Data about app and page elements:
[Start of Attachment]
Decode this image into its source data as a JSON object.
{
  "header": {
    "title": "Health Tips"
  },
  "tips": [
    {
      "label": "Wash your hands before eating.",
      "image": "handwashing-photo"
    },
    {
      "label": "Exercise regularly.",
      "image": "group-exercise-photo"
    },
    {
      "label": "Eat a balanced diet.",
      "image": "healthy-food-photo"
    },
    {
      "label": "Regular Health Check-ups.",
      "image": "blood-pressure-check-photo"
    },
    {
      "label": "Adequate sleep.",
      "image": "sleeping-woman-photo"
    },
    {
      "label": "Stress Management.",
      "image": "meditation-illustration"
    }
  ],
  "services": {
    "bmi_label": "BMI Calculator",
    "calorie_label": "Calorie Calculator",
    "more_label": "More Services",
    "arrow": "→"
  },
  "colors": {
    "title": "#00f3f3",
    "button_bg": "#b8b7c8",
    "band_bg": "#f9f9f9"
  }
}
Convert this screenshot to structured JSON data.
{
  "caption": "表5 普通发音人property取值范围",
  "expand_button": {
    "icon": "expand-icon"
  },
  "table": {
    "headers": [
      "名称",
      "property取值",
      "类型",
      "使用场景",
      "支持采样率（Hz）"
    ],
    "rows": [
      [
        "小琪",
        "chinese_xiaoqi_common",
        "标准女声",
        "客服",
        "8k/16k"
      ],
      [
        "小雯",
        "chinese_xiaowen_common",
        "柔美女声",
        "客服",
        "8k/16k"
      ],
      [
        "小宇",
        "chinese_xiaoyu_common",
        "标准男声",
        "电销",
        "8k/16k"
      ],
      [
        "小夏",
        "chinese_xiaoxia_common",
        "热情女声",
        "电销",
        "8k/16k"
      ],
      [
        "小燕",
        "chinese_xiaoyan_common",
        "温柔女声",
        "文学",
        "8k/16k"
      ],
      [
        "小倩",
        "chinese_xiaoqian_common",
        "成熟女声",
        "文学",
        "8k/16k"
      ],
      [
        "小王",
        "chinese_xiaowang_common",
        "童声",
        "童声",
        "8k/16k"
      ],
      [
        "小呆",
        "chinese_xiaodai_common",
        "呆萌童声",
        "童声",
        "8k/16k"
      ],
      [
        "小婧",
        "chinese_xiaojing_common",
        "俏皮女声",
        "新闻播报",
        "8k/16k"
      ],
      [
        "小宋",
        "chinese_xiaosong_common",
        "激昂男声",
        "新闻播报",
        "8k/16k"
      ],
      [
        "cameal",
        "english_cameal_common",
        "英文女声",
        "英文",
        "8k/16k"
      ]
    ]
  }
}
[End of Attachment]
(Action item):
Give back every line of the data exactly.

(Answer to this exercise):
Decode this image into its source data as a JSON object.
{
  "header": {
    "title": "Health Tips"
  },
  "tips": [
    {
      "label": "Wash your hands before eating.",
      "image": "handwashing-photo"
    },
    {
      "label": "Exercise regularly.",
      "image": "group-exercise-photo"
    },
    {
      "label": "Eat a balanced diet.",
      "image": "healthy-food-photo"
    },
    {
      "label": "Regular Health Check-ups.",
      "image": "blood-pressure-check-photo"
    },
    {
      "label": "Adequate sleep.",
      "image": "sleeping-woman-photo"
    },
    {
      "label": "Stress Management.",
      "image": "meditation-illustration"
    }
  ],
  "services": {
    "bmi_label": "BMI Calculator",
    "calorie_label": "Calorie Calculator",
    "more_label": "More Services",
    "arrow": "→"
  },
  "colors": {
    "title": "#00f3f3",
    "button_bg": "#b8b7c8",
    "band_bg": "#f9f9f9"
  }
}
Convert this screenshot to structured JSON data.
{
  "caption": "表5 普通发音人property取值范围",
  "expand_button": {
    "icon": "expand-icon"
  },
  "table": {
    "headers": [
      "名称",
      "property取值",
      "类型",
      "使用场景",
      "支持采样率（Hz）"
    ],
    "rows": [
      [
        "小琪",
        "chinese_xiaoqi_common",
        "标准女声",
        "客服",
        "8k/16k"
      ],
      [
        "小雯",
        "chinese_xiaowen_common",
        "柔美女声",
        "客服",
        "8k/16k"
      ],
      [
        "小宇",
        "chinese_xiaoyu_common",
        "标准男声",
        "电销",
        "8k/16k"
      ],
      [
        "小夏",
        "chinese_xiaoxia_common",
        "热情女声",
        "电销",
        "8k/16k"
      ],
      [
        "小燕",
        "chinese_xiaoyan_common",
        "温柔女声",
        "文学",
        "8k/16k"
      ],
      [
        "小倩",
        "chinese_xiaoqian_common",
        "成熟女声",
        "文学",
        "8k/16k"
      ],
      [
        "小王",
        "chinese_xiaowang_common",
        "童声",
        "童声",
        "8k/16k"
      ],
      [
        "小呆",
        "chinese_xiaodai_common",
        "呆萌童声",
        "童声",
        "8k/16k"
      ],
      [
        "小婧",
        "chinese_xiaojing_common",
        "俏皮女声",
        "新闻播报",
        "8k/16k"
      ],
      [
        "小宋",
        "chinese_xiaosong_common",
        "激昂男声",
        "新闻播报",
        "8k/16k"
      ],
      [
        "cameal",
        "english_cameal_common",
        "英文女声",
        "英文",
        "8k/16k"
      ]
    ]
  }
}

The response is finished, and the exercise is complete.